The whole listing is to be restated word for word with no images.

»»

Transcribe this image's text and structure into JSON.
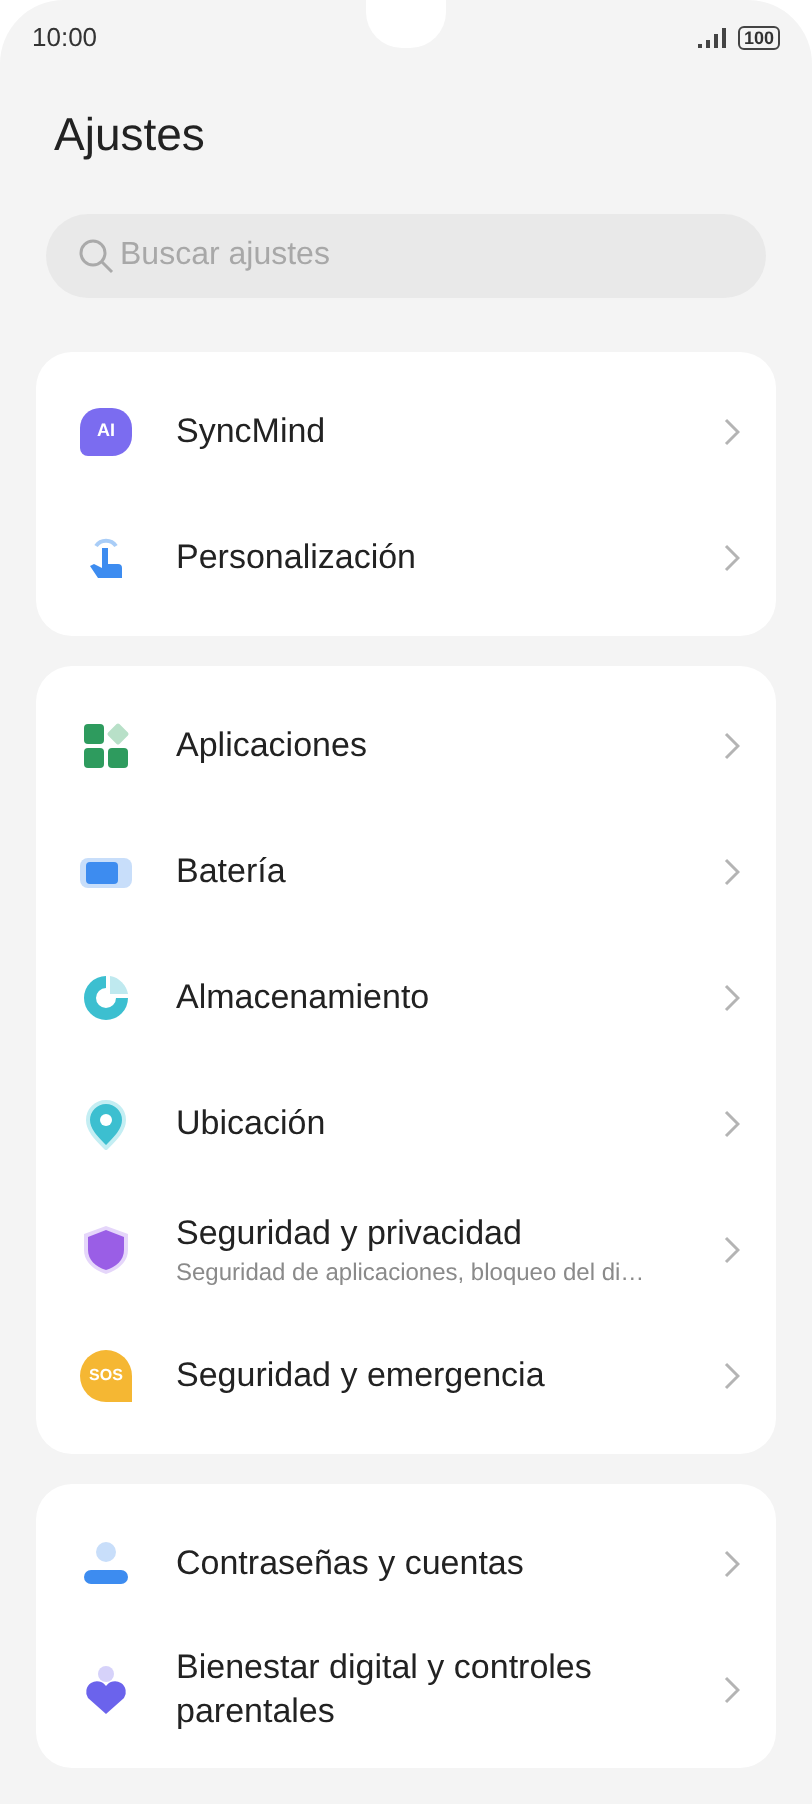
{
  "status_bar": {
    "time": "10:00",
    "battery": "100"
  },
  "title": "Ajustes",
  "search": {
    "placeholder": "Buscar ajustes"
  },
  "groups": [
    {
      "items": [
        {
          "kind": "ai",
          "icon_text": "AI",
          "label": "SyncMind"
        },
        {
          "kind": "touch",
          "label": "Personalización"
        }
      ]
    },
    {
      "items": [
        {
          "kind": "apps",
          "label": "Aplicaciones"
        },
        {
          "kind": "battery",
          "label": "Batería"
        },
        {
          "kind": "storage",
          "label": "Almacenamiento"
        },
        {
          "kind": "location",
          "label": "Ubicación"
        },
        {
          "kind": "shield",
          "label": "Seguridad y privacidad",
          "subtitle": "Seguridad de aplicaciones, bloqueo del di…"
        },
        {
          "kind": "sos",
          "icon_text": "SOS",
          "label": "Seguridad y emergencia"
        }
      ]
    },
    {
      "items": [
        {
          "kind": "person",
          "label": "Contraseñas y cuentas"
        },
        {
          "kind": "heart",
          "label": "Bienestar digital y controles parentales"
        }
      ]
    }
  ]
}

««

SOLUTION TO THIS PROBLEM
Transcribe this image's text and structure into JSON.
{
  "status_bar": {
    "time": "10:00",
    "battery": "100"
  },
  "title": "Ajustes",
  "search": {
    "placeholder": "Buscar ajustes"
  },
  "groups": [
    {
      "items": [
        {
          "kind": "ai",
          "icon_text": "AI",
          "label": "SyncMind"
        },
        {
          "kind": "touch",
          "label": "Personalización"
        }
      ]
    },
    {
      "items": [
        {
          "kind": "apps",
          "label": "Aplicaciones"
        },
        {
          "kind": "battery",
          "label": "Batería"
        },
        {
          "kind": "storage",
          "label": "Almacenamiento"
        },
        {
          "kind": "location",
          "label": "Ubicación"
        },
        {
          "kind": "shield",
          "label": "Seguridad y privacidad",
          "subtitle": "Seguridad de aplicaciones, bloqueo del di…"
        },
        {
          "kind": "sos",
          "icon_text": "SOS",
          "label": "Seguridad y emergencia"
        }
      ]
    },
    {
      "items": [
        {
          "kind": "person",
          "label": "Contraseñas y cuentas"
        },
        {
          "kind": "heart",
          "label": "Bienestar digital y controles parentales"
        }
      ]
    }
  ]
}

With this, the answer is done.